* _WHAT YOU NEED TO DO_
For the material that follows, state how many lines contain the word "icon", and add nothing.

* _MATERIAL FOR THIS EXERCISE_
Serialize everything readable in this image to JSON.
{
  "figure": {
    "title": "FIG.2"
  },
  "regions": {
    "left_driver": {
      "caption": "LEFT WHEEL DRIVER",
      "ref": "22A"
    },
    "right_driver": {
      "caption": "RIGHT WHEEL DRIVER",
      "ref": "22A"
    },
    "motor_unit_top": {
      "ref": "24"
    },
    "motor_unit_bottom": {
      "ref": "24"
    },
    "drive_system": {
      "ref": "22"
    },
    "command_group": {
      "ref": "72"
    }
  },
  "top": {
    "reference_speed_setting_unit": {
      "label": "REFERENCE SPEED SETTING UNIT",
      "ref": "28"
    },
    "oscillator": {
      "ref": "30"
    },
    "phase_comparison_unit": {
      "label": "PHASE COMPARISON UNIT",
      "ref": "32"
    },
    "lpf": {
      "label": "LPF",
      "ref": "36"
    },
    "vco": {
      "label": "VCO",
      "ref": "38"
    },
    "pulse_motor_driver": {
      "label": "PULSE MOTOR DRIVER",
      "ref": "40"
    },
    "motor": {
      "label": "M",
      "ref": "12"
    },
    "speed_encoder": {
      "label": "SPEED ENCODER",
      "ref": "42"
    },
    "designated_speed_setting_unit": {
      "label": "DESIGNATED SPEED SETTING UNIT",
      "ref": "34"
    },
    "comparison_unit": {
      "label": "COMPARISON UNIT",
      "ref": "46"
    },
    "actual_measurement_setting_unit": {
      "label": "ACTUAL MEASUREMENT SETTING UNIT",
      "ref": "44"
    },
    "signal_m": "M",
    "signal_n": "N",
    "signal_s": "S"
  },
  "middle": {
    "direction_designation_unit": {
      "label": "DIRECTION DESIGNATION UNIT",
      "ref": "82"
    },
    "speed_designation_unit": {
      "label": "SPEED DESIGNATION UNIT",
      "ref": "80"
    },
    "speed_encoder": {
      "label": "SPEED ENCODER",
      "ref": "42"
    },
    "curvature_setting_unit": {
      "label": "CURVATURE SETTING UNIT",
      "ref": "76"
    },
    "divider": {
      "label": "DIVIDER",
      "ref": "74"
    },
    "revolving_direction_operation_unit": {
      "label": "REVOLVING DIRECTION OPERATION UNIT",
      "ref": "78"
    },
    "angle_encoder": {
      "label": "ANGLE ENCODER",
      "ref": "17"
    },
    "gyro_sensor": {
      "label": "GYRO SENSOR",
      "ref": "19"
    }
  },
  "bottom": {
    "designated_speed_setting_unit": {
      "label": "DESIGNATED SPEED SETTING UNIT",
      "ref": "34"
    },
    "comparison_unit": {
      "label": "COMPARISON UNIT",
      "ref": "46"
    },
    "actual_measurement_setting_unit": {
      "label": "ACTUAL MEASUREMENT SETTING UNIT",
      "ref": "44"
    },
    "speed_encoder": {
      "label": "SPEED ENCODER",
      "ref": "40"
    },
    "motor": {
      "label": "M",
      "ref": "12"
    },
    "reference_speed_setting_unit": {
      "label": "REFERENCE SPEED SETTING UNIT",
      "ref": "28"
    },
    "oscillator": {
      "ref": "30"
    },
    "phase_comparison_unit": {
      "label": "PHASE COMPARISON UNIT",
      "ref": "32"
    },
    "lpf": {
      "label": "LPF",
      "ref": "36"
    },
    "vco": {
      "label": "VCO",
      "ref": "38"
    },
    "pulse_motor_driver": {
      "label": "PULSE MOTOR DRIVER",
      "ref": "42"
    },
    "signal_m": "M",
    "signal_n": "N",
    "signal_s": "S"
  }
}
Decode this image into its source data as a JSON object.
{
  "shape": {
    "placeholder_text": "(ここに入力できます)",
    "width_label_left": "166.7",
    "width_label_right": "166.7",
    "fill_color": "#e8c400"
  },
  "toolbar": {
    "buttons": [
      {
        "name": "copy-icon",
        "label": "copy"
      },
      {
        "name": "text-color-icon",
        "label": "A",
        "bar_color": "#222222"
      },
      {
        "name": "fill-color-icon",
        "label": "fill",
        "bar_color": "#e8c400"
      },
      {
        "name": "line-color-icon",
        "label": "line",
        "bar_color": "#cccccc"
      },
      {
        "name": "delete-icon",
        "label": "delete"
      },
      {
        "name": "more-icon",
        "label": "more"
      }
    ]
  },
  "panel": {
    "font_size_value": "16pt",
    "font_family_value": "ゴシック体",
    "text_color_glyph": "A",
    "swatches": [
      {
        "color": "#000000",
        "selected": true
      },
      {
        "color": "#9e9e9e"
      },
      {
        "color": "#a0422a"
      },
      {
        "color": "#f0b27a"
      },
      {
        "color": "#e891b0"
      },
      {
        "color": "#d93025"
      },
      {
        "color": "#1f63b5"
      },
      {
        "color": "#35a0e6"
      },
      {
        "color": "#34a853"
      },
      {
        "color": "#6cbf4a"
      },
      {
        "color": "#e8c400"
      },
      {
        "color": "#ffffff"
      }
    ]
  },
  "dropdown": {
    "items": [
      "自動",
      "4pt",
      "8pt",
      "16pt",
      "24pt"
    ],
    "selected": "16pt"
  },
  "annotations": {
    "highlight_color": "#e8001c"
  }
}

* _RESPONSE FOR THIS EXERCISE_
6